Like every year, some all-time greats decided to call it a day and retire, as two great linebackers in Ray Lewis and Brian Urlacher left the NFL, legendary Yankees like Mariano Rivera and Andy Pettitte left Major League Baseball and NBA stars like Jason Kidd and Allen Iverson left the game of basketball.
Even Major League Soccer had one huge retirement as David Beckham left the sport after almost 20 years, although he did spend a short time with French champions PSG after leaving Los Angeles, where he won two MLS Cups to leave a mixed tenure with a good taste on everyone’s mouths.
Say what you will about Ray Lewis the person, but there were few players as dominant on the football field over the last 15 years. He is a two-time Super Bowl champion with the Baltimore Ravens, retiring at the top. He has one Super Bowl MVP to go with 13 Pro Bowl appearances, 7 First-Team All-Pro selections and two defensive player of the year awards during his 17 seasons with the Ravens.
There is a very tiny minority that doesn’t call Rivera the greatest closer the sport of Baseball has ever seen. He played 19 seasons for the New York Yankees, making the All-Star game 13 times and winning the World Series five times, which includes winning the World Series MVP in 1999. His 652 career saves are an MLB record as well.
Kidd managed to win an NBA title in the end, helping the Dallas Mavericks in 2011 against the Miami Heat. Now the head coach of the Brooklyn Nets, Kidd played for them, the Suns, the Mavs and the Knicks during his 19-year career, making the All-Star game 10 times and leading the league in assists five times. He averaged 8.7 assists during his career, eighth all-time.
In truth, Iverson has been retired for quite a while, only he didn’t officially announce it. ‘The Answer’ spent almost 14 years in the NBA, most of the time with the Philadelphia 76ers. The 2001 MVP, a year in which he took a very mediocre Sixers team to the NBA finals, was his crowning achievement, in a career that included 11 All-Star appearances and being a 4-time NBA scoring champion, retiring with an average of 26.7 points per game, ranked sixth all-time.
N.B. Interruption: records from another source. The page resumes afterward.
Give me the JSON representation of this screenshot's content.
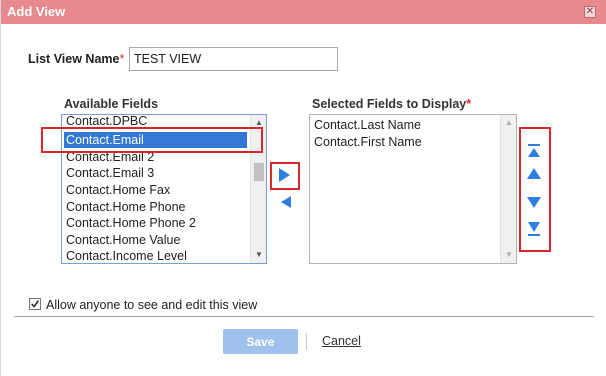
{
  "dialog": {
    "title": "Add View",
    "close_glyph": "✕",
    "title_bar_color": "#e8898d"
  },
  "form": {
    "list_view_name_label": "List View Name",
    "required_marker": "*",
    "list_view_name_value": "TEST VIEW"
  },
  "available": {
    "label": "Available Fields",
    "items": [
      "Contact.DPBC",
      "Contact.Email",
      "Contact.Email 2",
      "Contact.Email 3",
      "Contact.Home Fax",
      "Contact.Home Phone",
      "Contact.Home Phone 2",
      "Contact.Home Value",
      "Contact.Income Level"
    ],
    "selected_item": "Contact.Email"
  },
  "selected": {
    "label": "Selected Fields to Display",
    "items": [
      "Contact.Last Name",
      "Contact.First Name"
    ]
  },
  "move_buttons": {
    "right_icon": "arrow-right-icon",
    "left_icon": "arrow-left-icon"
  },
  "order_buttons": [
    "move-top-icon",
    "move-up-icon",
    "move-down-icon",
    "move-bottom-icon"
  ],
  "options": {
    "allow_edit_label": "Allow anyone to see and edit this view",
    "allow_edit_checked": true
  },
  "actions": {
    "save": "Save",
    "cancel": "Cancel"
  },
  "colors": {
    "accent_blue": "#2f7fe0",
    "highlight_red": "#d9252b",
    "save_button": "#9fc2ec"
  }
}
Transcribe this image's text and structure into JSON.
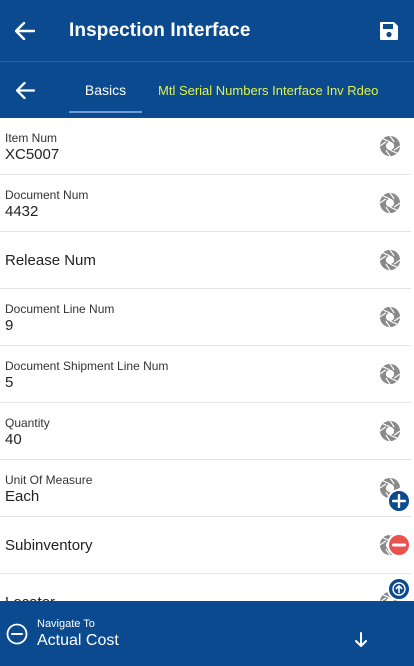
{
  "header": {
    "title": "Inspection Interface"
  },
  "tabs": {
    "basics_label": "Basics",
    "mtl_label": "Mtl Serial Numbers Interface Inv Rdeo"
  },
  "fields": [
    {
      "label": "Item Num",
      "value": "XC5007"
    },
    {
      "label": "Document Num",
      "value": "4432"
    },
    {
      "label": "Release Num",
      "value": ""
    },
    {
      "label": "Document Line Num",
      "value": "9"
    },
    {
      "label": "Document Shipment Line Num",
      "value": "5"
    },
    {
      "label": "Quantity",
      "value": "40"
    },
    {
      "label": "Unit Of Measure",
      "value": "Each"
    },
    {
      "label": "Subinventory",
      "value": ""
    },
    {
      "label": "Locator",
      "value": ""
    }
  ],
  "footer": {
    "navigate_label": "Navigate To",
    "navigate_value": "Actual Cost"
  },
  "colors": {
    "primary": "#0b4a8e",
    "tab_highlight": "#e1f24a",
    "remove": "#e9524f"
  },
  "icons": {
    "back": "arrow-left-icon",
    "save": "floppy-disk-icon",
    "field_action": "camera-shutter-icon",
    "add": "plus-icon",
    "remove": "minus-icon",
    "scroll_top": "arrow-up-icon",
    "nav_toggle": "minus-circle-icon",
    "nav_down": "arrow-down-icon"
  }
}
Most of Beckham’s soccer achievements came during the first half of his career, although his popularity had a lot to do with his good looks and marketability, and not just his football. He played 115 times for the English national team, including three World Cups and two European championships. He won six league titles with Manchester United and also the Champions League in 1999; two league titles with Real Madrid, two MLS Cups with the Galaxy and helping push the sport further than ever before in the United States before some cameo appearances for PSG, winning another championship in France.
Unlike most players on this list, Thome spent his baseball career with plenty of teams: Indians, Phillies, White Sox, Dodgers, Twins and Orioles. Unlike most of the sluggers in recent years, he has avoided any allegations of steroid use and is one of only eight players to hit for more than 600 home runs, retiring with 612. He is a five-time All Star, a one-time Silver Slugger recipient and a home run champion once as well.
Like Rivera, Pettitte is mostly known for his Yankees fame, although he did play for the Houston Astros from 2004 to 2006. He played in MLB from 1995 to 2013, taking a year off in 2011 before coming back and playing quite well for someone who’s been out of the game for some time. He retired as baseball’s all-time leader in postseason wins, with 19. He is a five-time World Series champion, making the All-Star game three times and leading the AL in wins once, in 1996.
The 2012-2013 season was McGrady’s best in terms of playoff performance, sitting on the bench while the San Antonio Spurs made the NBA finals. For a seven year stretch he was one of the best scorers in the NBA, but age and injuries caught up with him too quickly. A two-time NBA scoring champion and 7-time All-Star, McGrady will be mostly remembered for not making it past the first round of the playoffs during his prime.
The heart of the Chicago Bears for over a decade, Urlacher got cut and eventually retired after the 2012 season. He made the Pro Bowl eight times during his 13-year career, and was a first-team All-Pro selection four times, also winning the NFL’s defensive player of the year once (in 2005). He got to lead the Bears to the Super Bowl once, losing to the Indianapolis Colts.
Spending your entire career in Tampa Bay means you probably didn’t get too many chances at the spotlight. However, the less famous of the Barber twins won the Super Bowl with the Bucs, playing 16 seasons in Tampa Bay. He made the Pro Bowl five times and was an All-Pro three times, and holds the record for most consecutive starts by a cornerback (224) and the most sacks by a cornerback, retiring with 26.